Pastoll teases out these possibilities for about an hour before making with more explicitly suspicious activity. Audiences watch as a silhouetted figure under the moonlight buries a body, perhaps using the same shovel Grizard brandished earlier. When Jack awakes the next morning, Veronique is nowhere to be found, and both Grizard and his wife insist she left. Jack can’t believe it, not when she just pledged her love to him the night before. Unfortunately, he doesn’t have time to dwell on it since…well, let’s just say he’s knocked unconscious and wakes up in the back of a pickup truck. For a minute or so, it looks like Pastoll has taken the easiest—and perhaps lamest way out—by introducing a character that threatens to turn Road Games into a French Wolf Creek knock-off. However, it soon becomes clear enough that even this isn’t what it seems, as the film playfully hurtles towards a nifty stalk-and-slash climax that grows more intense as the truth is slowly revealed.

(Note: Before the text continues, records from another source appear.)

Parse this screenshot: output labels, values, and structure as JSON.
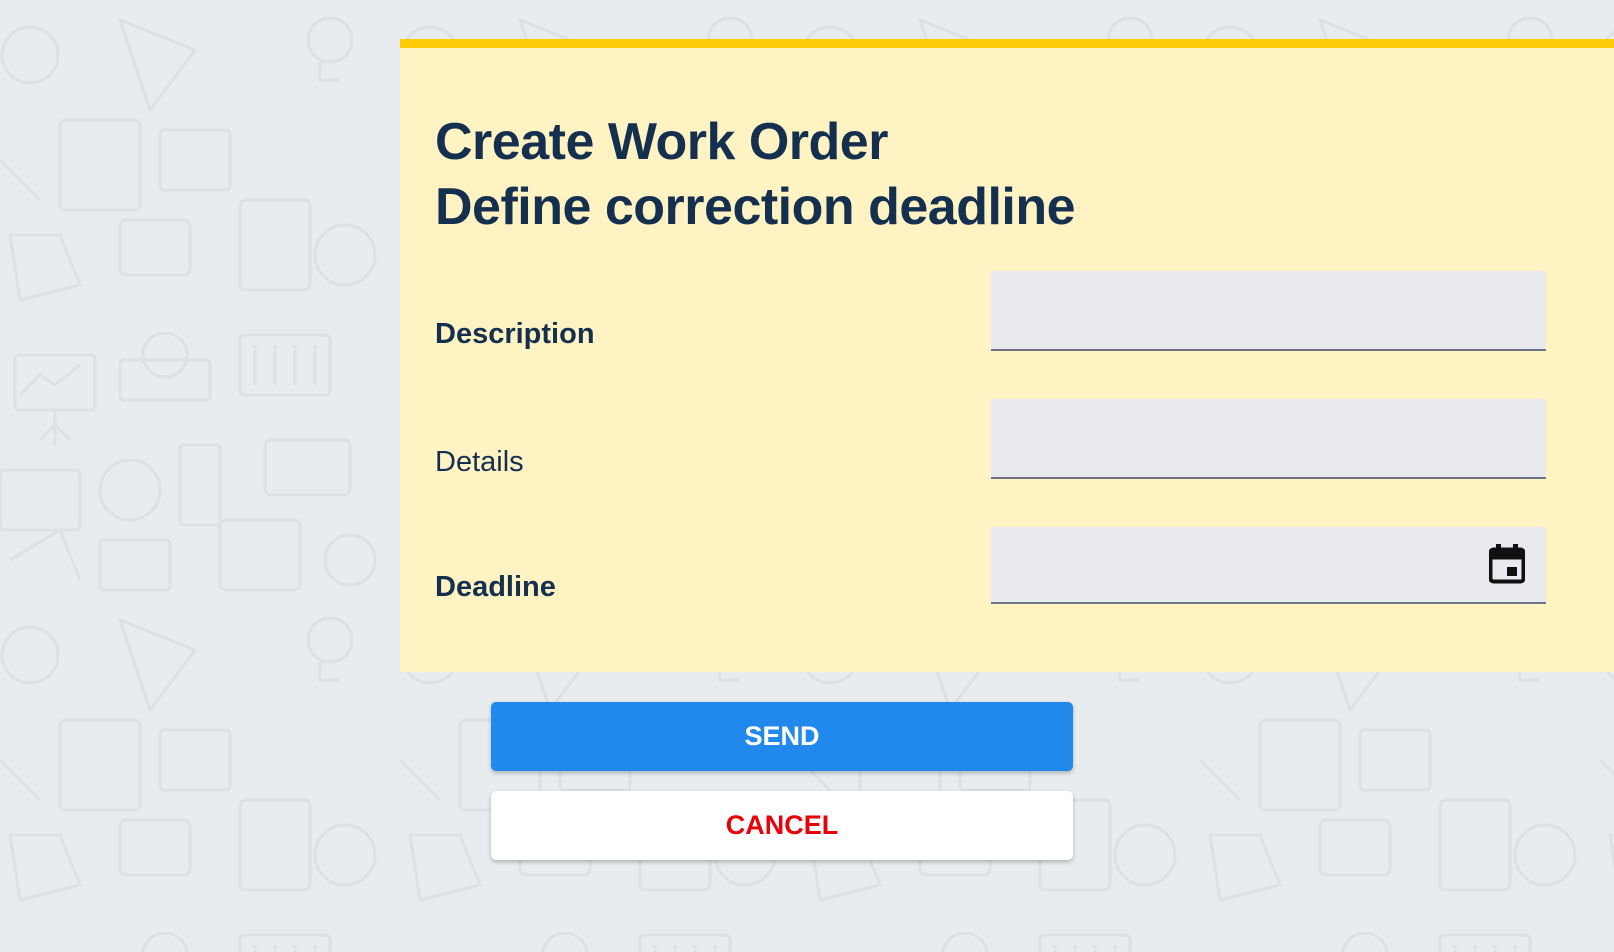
{
  "form": {
    "title_line1": "Create Work Order",
    "title_line2": "Define correction deadline",
    "fields": [
      {
        "label": "Description",
        "value": "",
        "placeholder": ""
      },
      {
        "label": "Details",
        "value": "",
        "placeholder": ""
      },
      {
        "label": "Deadline",
        "value": "",
        "placeholder": ""
      }
    ],
    "deadline_icon": "calendar-icon"
  },
  "actions": {
    "send_label": "SEND",
    "cancel_label": "CANCEL"
  },
  "colors": {
    "card_background": "#fff3c4",
    "card_accent": "#ffcc0a",
    "text_primary": "#15304f",
    "send_button": "#2289ec",
    "cancel_text": "#e8000a",
    "page_background": "#e9ecef"
  }
}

The eventual reveal is satisfying enough and undoubtedly plunges Road Games into pure schlock territory. This is not to say it’s a cheat, though a thorough re-examining does poke a few holes in some of the characters’ motivations. You kind of have to go with it, but I’ll allow it since it’s a neat enough twist that works just well enough and makes clever use of the language barrier between the characters. Plus, it most certainly “got me”—even though Pastoll has you suspecting everyone, it still manages to surprise on a couple of different levels, so I can only tip my cap to him, especially since he’s quite skilled behind the camera too. His slick widescreen compositions are often striking and put his Road Games in the same visual company as Franklin’s film. However, if Franklin was chasing the ghost of Hitchcock, the end credits here suggest Pastoll is chasing Carpenter. We’ll see about that, but this is an auspicious start, at least.